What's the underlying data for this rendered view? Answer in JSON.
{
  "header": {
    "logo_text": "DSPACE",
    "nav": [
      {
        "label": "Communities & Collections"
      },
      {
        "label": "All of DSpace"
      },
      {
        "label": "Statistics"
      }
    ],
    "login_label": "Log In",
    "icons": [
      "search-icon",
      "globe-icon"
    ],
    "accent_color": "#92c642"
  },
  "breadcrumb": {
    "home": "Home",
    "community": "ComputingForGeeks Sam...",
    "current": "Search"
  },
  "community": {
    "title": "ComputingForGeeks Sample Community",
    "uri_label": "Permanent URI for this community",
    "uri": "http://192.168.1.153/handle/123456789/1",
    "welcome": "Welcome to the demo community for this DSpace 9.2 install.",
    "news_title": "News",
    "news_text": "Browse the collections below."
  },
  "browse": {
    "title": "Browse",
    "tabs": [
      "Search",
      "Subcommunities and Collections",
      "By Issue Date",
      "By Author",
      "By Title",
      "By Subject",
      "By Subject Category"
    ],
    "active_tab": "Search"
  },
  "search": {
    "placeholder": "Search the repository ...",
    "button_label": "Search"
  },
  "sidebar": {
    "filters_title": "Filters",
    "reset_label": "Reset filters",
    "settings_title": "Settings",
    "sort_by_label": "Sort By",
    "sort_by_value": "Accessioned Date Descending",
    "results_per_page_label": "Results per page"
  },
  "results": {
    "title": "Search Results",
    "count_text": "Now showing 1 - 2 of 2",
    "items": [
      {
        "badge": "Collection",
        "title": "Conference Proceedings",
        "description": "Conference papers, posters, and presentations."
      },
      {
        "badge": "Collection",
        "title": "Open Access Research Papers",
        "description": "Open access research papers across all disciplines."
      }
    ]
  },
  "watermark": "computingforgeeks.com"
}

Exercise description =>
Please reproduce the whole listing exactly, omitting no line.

Solution =>
What's the underlying data for this rendered view? Answer in JSON.
{
  "header": {
    "logo_text": "DSPACE",
    "nav": [
      {
        "label": "Communities & Collections"
      },
      {
        "label": "All of DSpace"
      },
      {
        "label": "Statistics"
      }
    ],
    "login_label": "Log In",
    "icons": [
      "search-icon",
      "globe-icon"
    ],
    "accent_color": "#92c642"
  },
  "breadcrumb": {
    "home": "Home",
    "community": "ComputingForGeeks Sam...",
    "current": "Search"
  },
  "community": {
    "title": "ComputingForGeeks Sample Community",
    "uri_label": "Permanent URI for this community",
    "uri": "http://192.168.1.153/handle/123456789/1",
    "welcome": "Welcome to the demo community for this DSpace 9.2 install.",
    "news_title": "News",
    "news_text": "Browse the collections below."
  },
  "browse": {
    "title": "Browse",
    "tabs": [
      "Search",
      "Subcommunities and Collections",
      "By Issue Date",
      "By Author",
      "By Title",
      "By Subject",
      "By Subject Category"
    ],
    "active_tab": "Search"
  },
  "search": {
    "placeholder": "Search the repository ...",
    "button_label": "Search"
  },
  "sidebar": {
    "filters_title": "Filters",
    "reset_label": "Reset filters",
    "settings_title": "Settings",
    "sort_by_label": "Sort By",
    "sort_by_value": "Accessioned Date Descending",
    "results_per_page_label": "Results per page"
  },
  "results": {
    "title": "Search Results",
    "count_text": "Now showing 1 - 2 of 2",
    "items": [
      {
        "badge": "Collection",
        "title": "Conference Proceedings",
        "description": "Conference papers, posters, and presentations."
      },
      {
        "badge": "Collection",
        "title": "Open Access Research Papers",
        "description": "Open access research papers across all disciplines."
      }
    ]
  },
  "watermark": "computingforgeeks.com"
}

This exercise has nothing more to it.